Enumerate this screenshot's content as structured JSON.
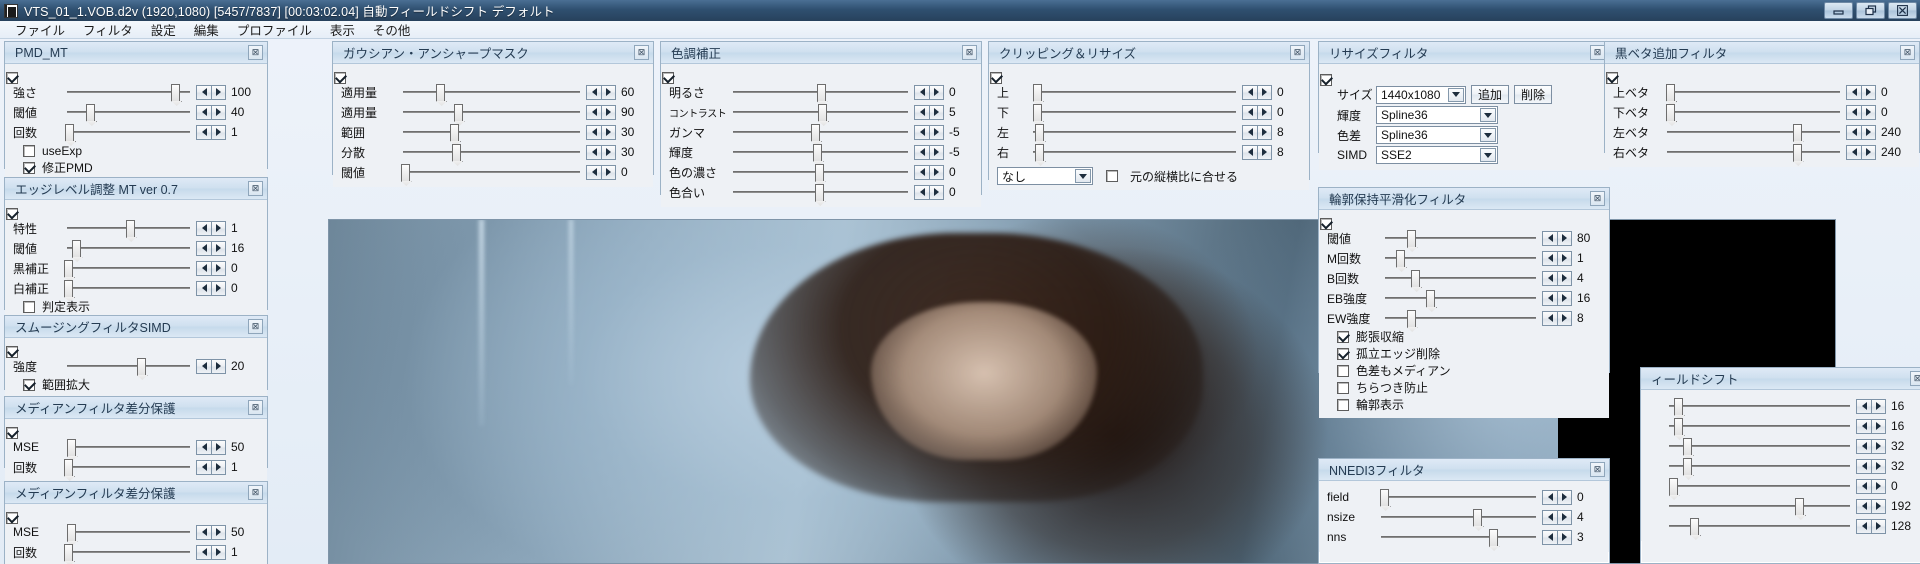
{
  "window": {
    "title": "VTS_01_1.VOB.d2v (1920,1080)  [5457/7837] [00:03:02.04] 自動フィールドシフト デフォルト",
    "minimize_label": "minimize",
    "restore_label": "restore",
    "close_label": "close"
  },
  "menu": {
    "items": [
      {
        "label": "ファイル"
      },
      {
        "label": "フィルタ"
      },
      {
        "label": "設定"
      },
      {
        "label": "編集"
      },
      {
        "label": "プロファイル"
      },
      {
        "label": "表示"
      },
      {
        "label": "その他"
      }
    ]
  },
  "panels": {
    "pmd_mt": {
      "title": "PMD_MT",
      "close": "⊠",
      "enabled": true,
      "rows": [
        {
          "label": "強さ",
          "value": "100",
          "pos": 88
        },
        {
          "label": "閾値",
          "value": "40",
          "pos": 19
        },
        {
          "label": "回数",
          "value": "1",
          "pos": 2
        }
      ],
      "checks": [
        {
          "label": "useExp",
          "checked": false
        },
        {
          "label": "修正PMD",
          "checked": true
        }
      ]
    },
    "edge_level": {
      "title": "エッジレベル調整 MT ver 0.7",
      "close": "⊠",
      "enabled": true,
      "rows": [
        {
          "label": "特性",
          "value": "1",
          "pos": 51
        },
        {
          "label": "閾値",
          "value": "16",
          "pos": 7
        },
        {
          "label": "黒補正",
          "value": "0",
          "pos": 1
        },
        {
          "label": "白補正",
          "value": "0",
          "pos": 1
        }
      ],
      "checks": [
        {
          "label": "判定表示",
          "checked": false
        }
      ]
    },
    "smoothing": {
      "title": "スムージングフィルタSIMD",
      "close": "⊠",
      "enabled": true,
      "rows": [
        {
          "label": "強度",
          "value": "20",
          "pos": 60
        }
      ],
      "checks": [
        {
          "label": "範囲拡大",
          "checked": true
        }
      ]
    },
    "median": {
      "title": "メディアンフィルタ差分保護",
      "close": "⊠",
      "enabled": true,
      "rows": [
        {
          "label": "MSE",
          "value": "50",
          "pos": 3
        },
        {
          "label": "回数",
          "value": "1",
          "pos": 1
        }
      ],
      "checks": []
    },
    "gaussian": {
      "title": "ガウシアン・アンシャープマスク",
      "close": "⊠",
      "enabled": true,
      "rows": [
        {
          "label": "適用量",
          "value": "60",
          "pos": 21
        },
        {
          "label": "適用量",
          "value": "90",
          "pos": 31
        },
        {
          "label": "範囲",
          "value": "30",
          "pos": 29
        },
        {
          "label": "分散",
          "value": "30",
          "pos": 30
        },
        {
          "label": "閾値",
          "value": "0",
          "pos": 1
        }
      ],
      "checks": []
    },
    "tone": {
      "title": "色調補正",
      "close": "⊠",
      "enabled": true,
      "rows": [
        {
          "label": "明るさ",
          "value": "0",
          "pos": 50,
          "small": false
        },
        {
          "label": "コントラスト",
          "value": "5",
          "pos": 51,
          "small": true
        },
        {
          "label": "ガンマ",
          "value": "-5",
          "pos": 47,
          "small": false
        },
        {
          "label": "輝度",
          "value": "-5",
          "pos": 48,
          "small": false
        },
        {
          "label": "色の濃さ",
          "value": "0",
          "pos": 49,
          "small": false
        },
        {
          "label": "色合い",
          "value": "0",
          "pos": 49,
          "small": false
        }
      ],
      "checks": []
    },
    "clipping": {
      "title": "クリッピング＆リサイズ",
      "close": "⊠",
      "enabled": true,
      "rows": [
        {
          "label": "上",
          "value": "0",
          "pos": 2
        },
        {
          "label": "下",
          "value": "0",
          "pos": 2
        },
        {
          "label": "左",
          "value": "8",
          "pos": 3
        },
        {
          "label": "右",
          "value": "8",
          "pos": 3
        }
      ],
      "select_value": "なし",
      "aspect_label": "元の縦横比に合せる",
      "aspect_checked": false
    },
    "resize": {
      "title": "リサイズフィルタ",
      "close": "⊠",
      "enabled": true,
      "size_label": "サイズ",
      "size_value": "1440x1080",
      "add_label": "追加",
      "del_label": "削除",
      "fields": [
        {
          "label": "輝度",
          "value": "Spline36"
        },
        {
          "label": "色差",
          "value": "Spline36"
        },
        {
          "label": "SIMD",
          "value": "SSE2"
        }
      ]
    },
    "edge_preserve": {
      "title": "輪郭保持平滑化フィルタ",
      "close": "⊠",
      "enabled": true,
      "rows": [
        {
          "label": "閾値",
          "value": "80",
          "pos": 17
        },
        {
          "label": "M回数",
          "value": "1",
          "pos": 10
        },
        {
          "label": "B回数",
          "value": "4",
          "pos": 20
        },
        {
          "label": "EB強度",
          "value": "16",
          "pos": 30
        },
        {
          "label": "EW強度",
          "value": "8",
          "pos": 17
        }
      ],
      "checks": [
        {
          "label": "膨張収縮",
          "checked": true
        },
        {
          "label": "孤立エッジ削除",
          "checked": true
        },
        {
          "label": "色差もメディアン",
          "checked": false
        },
        {
          "label": "ちらつき防止",
          "checked": false
        },
        {
          "label": "輪郭表示",
          "checked": false
        }
      ]
    },
    "nnedi3": {
      "title": "NNEDI3フィルタ",
      "close": "⊠",
      "enabled": true,
      "rows": [
        {
          "label": "field",
          "value": "0",
          "pos": 2
        },
        {
          "label": "nsize",
          "value": "4",
          "pos": 62
        },
        {
          "label": "nns",
          "value": "3",
          "pos": 72
        }
      ]
    },
    "black_bar": {
      "title": "黒ベタ追加フィルタ",
      "close": "⊠",
      "enabled": true,
      "rows": [
        {
          "label": "上ベタ",
          "value": "0",
          "pos": 2
        },
        {
          "label": "下ベタ",
          "value": "0",
          "pos": 2
        },
        {
          "label": "左ベタ",
          "value": "240",
          "pos": 75
        },
        {
          "label": "右ベタ",
          "value": "240",
          "pos": 75
        }
      ]
    },
    "field_shift": {
      "title": "ィールドシフト",
      "close": "⊠",
      "enabled": true,
      "rows": [
        {
          "label": "",
          "value": "16",
          "pos": 5
        },
        {
          "label": "",
          "value": "16",
          "pos": 5
        },
        {
          "label": "",
          "value": "32",
          "pos": 10
        },
        {
          "label": "",
          "value": "32",
          "pos": 10
        },
        {
          "label": "",
          "value": "0",
          "pos": 2
        },
        {
          "label": "",
          "value": "192",
          "pos": 72
        },
        {
          "label": "",
          "value": "128",
          "pos": 14
        }
      ]
    }
  },
  "colors": {
    "titlebar_from": "#4a6f94",
    "titlebar_to": "#27415c",
    "panel_header": "#cfe0ef",
    "panel_bg": "#eef1f5",
    "panel_border": "#9cb2c6",
    "text": "#111111",
    "title_text": "#243b52"
  }
}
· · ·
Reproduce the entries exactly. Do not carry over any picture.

Enumerate this screenshot's content as structured JSON.
{
  "window": {
    "title": "VTS_01_1.VOB.d2v (1920,1080)  [5457/7837] [00:03:02.04] 自動フィールドシフト デフォルト",
    "minimize_label": "minimize",
    "restore_label": "restore",
    "close_label": "close"
  },
  "menu": {
    "items": [
      {
        "label": "ファイル"
      },
      {
        "label": "フィルタ"
      },
      {
        "label": "設定"
      },
      {
        "label": "編集"
      },
      {
        "label": "プロファイル"
      },
      {
        "label": "表示"
      },
      {
        "label": "その他"
      }
    ]
  },
  "panels": {
    "pmd_mt": {
      "title": "PMD_MT",
      "close": "⊠",
      "enabled": true,
      "rows": [
        {
          "label": "強さ",
          "value": "100",
          "pos": 88
        },
        {
          "label": "閾値",
          "value": "40",
          "pos": 19
        },
        {
          "label": "回数",
          "value": "1",
          "pos": 2
        }
      ],
      "checks": [
        {
          "label": "useExp",
          "checked": false
        },
        {
          "label": "修正PMD",
          "checked": true
        }
      ]
    },
    "edge_level": {
      "title": "エッジレベル調整 MT ver 0.7",
      "close": "⊠",
      "enabled": true,
      "rows": [
        {
          "label": "特性",
          "value": "1",
          "pos": 51
        },
        {
          "label": "閾値",
          "value": "16",
          "pos": 7
        },
        {
          "label": "黒補正",
          "value": "0",
          "pos": 1
        },
        {
          "label": "白補正",
          "value": "0",
          "pos": 1
        }
      ],
      "checks": [
        {
          "label": "判定表示",
          "checked": false
        }
      ]
    },
    "smoothing": {
      "title": "スムージングフィルタSIMD",
      "close": "⊠",
      "enabled": true,
      "rows": [
        {
          "label": "強度",
          "value": "20",
          "pos": 60
        }
      ],
      "checks": [
        {
          "label": "範囲拡大",
          "checked": true
        }
      ]
    },
    "median": {
      "title": "メディアンフィルタ差分保護",
      "close": "⊠",
      "enabled": true,
      "rows": [
        {
          "label": "MSE",
          "value": "50",
          "pos": 3
        },
        {
          "label": "回数",
          "value": "1",
          "pos": 1
        }
      ],
      "checks": []
    },
    "gaussian": {
      "title": "ガウシアン・アンシャープマスク",
      "close": "⊠",
      "enabled": true,
      "rows": [
        {
          "label": "適用量",
          "value": "60",
          "pos": 21
        },
        {
          "label": "適用量",
          "value": "90",
          "pos": 31
        },
        {
          "label": "範囲",
          "value": "30",
          "pos": 29
        },
        {
          "label": "分散",
          "value": "30",
          "pos": 30
        },
        {
          "label": "閾値",
          "value": "0",
          "pos": 1
        }
      ],
      "checks": []
    },
    "tone": {
      "title": "色調補正",
      "close": "⊠",
      "enabled": true,
      "rows": [
        {
          "label": "明るさ",
          "value": "0",
          "pos": 50,
          "small": false
        },
        {
          "label": "コントラスト",
          "value": "5",
          "pos": 51,
          "small": true
        },
        {
          "label": "ガンマ",
          "value": "-5",
          "pos": 47,
          "small": false
        },
        {
          "label": "輝度",
          "value": "-5",
          "pos": 48,
          "small": false
        },
        {
          "label": "色の濃さ",
          "value": "0",
          "pos": 49,
          "small": false
        },
        {
          "label": "色合い",
          "value": "0",
          "pos": 49,
          "small": false
        }
      ],
      "checks": []
    },
    "clipping": {
      "title": "クリッピング＆リサイズ",
      "close": "⊠",
      "enabled": true,
      "rows": [
        {
          "label": "上",
          "value": "0",
          "pos": 2
        },
        {
          "label": "下",
          "value": "0",
          "pos": 2
        },
        {
          "label": "左",
          "value": "8",
          "pos": 3
        },
        {
          "label": "右",
          "value": "8",
          "pos": 3
        }
      ],
      "select_value": "なし",
      "aspect_label": "元の縦横比に合せる",
      "aspect_checked": false
    },
    "resize": {
      "title": "リサイズフィルタ",
      "close": "⊠",
      "enabled": true,
      "size_label": "サイズ",
      "size_value": "1440x1080",
      "add_label": "追加",
      "del_label": "削除",
      "fields": [
        {
          "label": "輝度",
          "value": "Spline36"
        },
        {
          "label": "色差",
          "value": "Spline36"
        },
        {
          "label": "SIMD",
          "value": "SSE2"
        }
      ]
    },
    "edge_preserve": {
      "title": "輪郭保持平滑化フィルタ",
      "close": "⊠",
      "enabled": true,
      "rows": [
        {
          "label": "閾値",
          "value": "80",
          "pos": 17
        },
        {
          "label": "M回数",
          "value": "1",
          "pos": 10
        },
        {
          "label": "B回数",
          "value": "4",
          "pos": 20
        },
        {
          "label": "EB強度",
          "value": "16",
          "pos": 30
        },
        {
          "label": "EW強度",
          "value": "8",
          "pos": 17
        }
      ],
      "checks": [
        {
          "label": "膨張収縮",
          "checked": true
        },
        {
          "label": "孤立エッジ削除",
          "checked": true
        },
        {
          "label": "色差もメディアン",
          "checked": false
        },
        {
          "label": "ちらつき防止",
          "checked": false
        },
        {
          "label": "輪郭表示",
          "checked": false
        }
      ]
    },
    "nnedi3": {
      "title": "NNEDI3フィルタ",
      "close": "⊠",
      "enabled": true,
      "rows": [
        {
          "label": "field",
          "value": "0",
          "pos": 2
        },
        {
          "label": "nsize",
          "value": "4",
          "pos": 62
        },
        {
          "label": "nns",
          "value": "3",
          "pos": 72
        }
      ]
    },
    "black_bar": {
      "title": "黒ベタ追加フィルタ",
      "close": "⊠",
      "enabled": true,
      "rows": [
        {
          "label": "上ベタ",
          "value": "0",
          "pos": 2
        },
        {
          "label": "下ベタ",
          "value": "0",
          "pos": 2
        },
        {
          "label": "左ベタ",
          "value": "240",
          "pos": 75
        },
        {
          "label": "右ベタ",
          "value": "240",
          "pos": 75
        }
      ]
    },
    "field_shift": {
      "title": "ィールドシフト",
      "close": "⊠",
      "enabled": true,
      "rows": [
        {
          "label": "",
          "value": "16",
          "pos": 5
        },
        {
          "label": "",
          "value": "16",
          "pos": 5
        },
        {
          "label": "",
          "value": "32",
          "pos": 10
        },
        {
          "label": "",
          "value": "32",
          "pos": 10
        },
        {
          "label": "",
          "value": "0",
          "pos": 2
        },
        {
          "label": "",
          "value": "192",
          "pos": 72
        },
        {
          "label": "",
          "value": "128",
          "pos": 14
        }
      ]
    }
  },
  "colors": {
    "titlebar_from": "#4a6f94",
    "titlebar_to": "#27415c",
    "panel_header": "#cfe0ef",
    "panel_bg": "#eef1f5",
    "panel_border": "#9cb2c6",
    "text": "#111111",
    "title_text": "#243b52"
  }
}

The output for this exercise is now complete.